Cleanroom Design is the basis for contamination management.
To satisfy the assurances required by regulatory agencies, pharmaceutical products are manufactured in a controlled environment. Cleanrooms are an example of a controlled environment and are employed to reduce the contamination risk and variability of potential production environment. As controlled environments, cleanrooms can be regulated to meet specific standards. GMP regulations require that these environments are rigorously monitored to ensure that there is full and constant awareness of current environmental conditions for both viable and nonviable contamination.
A cleanroom is the fundamental starting point for contamination control. A cleanroom is defined as a room in which air filtration, air distribution, utilities, materials of construction, and equipment are maintained in a controlled manner. Operational procedures are defined and regulated for airborne particle concentrations to meet appropriate particulate cleanliness classifications.
The nature of activities and choice of a cleanroom design affects the type of environmental monitoring required. The higher the access of operators to a process, the greater the risk of contamination. This is because personnel are the single largest contributor of airborne contaminants within a cleanroom.
There are essentially two basic types of cleanrooms:

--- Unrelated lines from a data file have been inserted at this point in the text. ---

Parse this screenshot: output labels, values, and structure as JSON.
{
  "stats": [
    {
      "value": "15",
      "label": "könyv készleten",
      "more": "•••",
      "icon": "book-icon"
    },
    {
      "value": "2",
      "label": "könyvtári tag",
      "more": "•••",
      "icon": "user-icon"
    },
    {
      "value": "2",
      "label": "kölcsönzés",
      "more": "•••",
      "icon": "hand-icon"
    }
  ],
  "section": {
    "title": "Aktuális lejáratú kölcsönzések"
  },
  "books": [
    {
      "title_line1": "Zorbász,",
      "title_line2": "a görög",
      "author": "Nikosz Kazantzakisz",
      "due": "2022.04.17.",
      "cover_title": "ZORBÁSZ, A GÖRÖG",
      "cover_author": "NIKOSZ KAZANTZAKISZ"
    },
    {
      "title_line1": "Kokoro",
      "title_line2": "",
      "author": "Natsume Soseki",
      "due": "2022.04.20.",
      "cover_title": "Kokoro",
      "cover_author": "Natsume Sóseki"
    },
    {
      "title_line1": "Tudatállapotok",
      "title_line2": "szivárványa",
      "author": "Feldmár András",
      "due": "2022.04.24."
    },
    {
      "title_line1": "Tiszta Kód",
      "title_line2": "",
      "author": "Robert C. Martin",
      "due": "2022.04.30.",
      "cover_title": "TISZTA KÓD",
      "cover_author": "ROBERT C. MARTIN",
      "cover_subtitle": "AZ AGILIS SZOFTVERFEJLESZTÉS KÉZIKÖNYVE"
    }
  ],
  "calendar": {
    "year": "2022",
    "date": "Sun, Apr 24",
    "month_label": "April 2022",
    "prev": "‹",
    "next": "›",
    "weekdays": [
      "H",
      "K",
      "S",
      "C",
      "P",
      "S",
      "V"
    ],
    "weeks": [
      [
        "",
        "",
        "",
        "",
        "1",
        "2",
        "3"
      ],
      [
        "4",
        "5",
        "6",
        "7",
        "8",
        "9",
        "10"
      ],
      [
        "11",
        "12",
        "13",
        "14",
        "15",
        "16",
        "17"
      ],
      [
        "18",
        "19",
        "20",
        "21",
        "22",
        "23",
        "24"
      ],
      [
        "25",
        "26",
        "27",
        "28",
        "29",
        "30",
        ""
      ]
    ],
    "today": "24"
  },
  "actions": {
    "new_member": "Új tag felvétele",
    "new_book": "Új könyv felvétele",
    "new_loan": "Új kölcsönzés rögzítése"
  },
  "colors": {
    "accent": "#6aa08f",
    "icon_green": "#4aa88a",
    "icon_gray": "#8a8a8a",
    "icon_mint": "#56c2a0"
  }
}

- Turbulent dilution of contamination
- Unidirectional Air wash
Complete the form to download the full paper…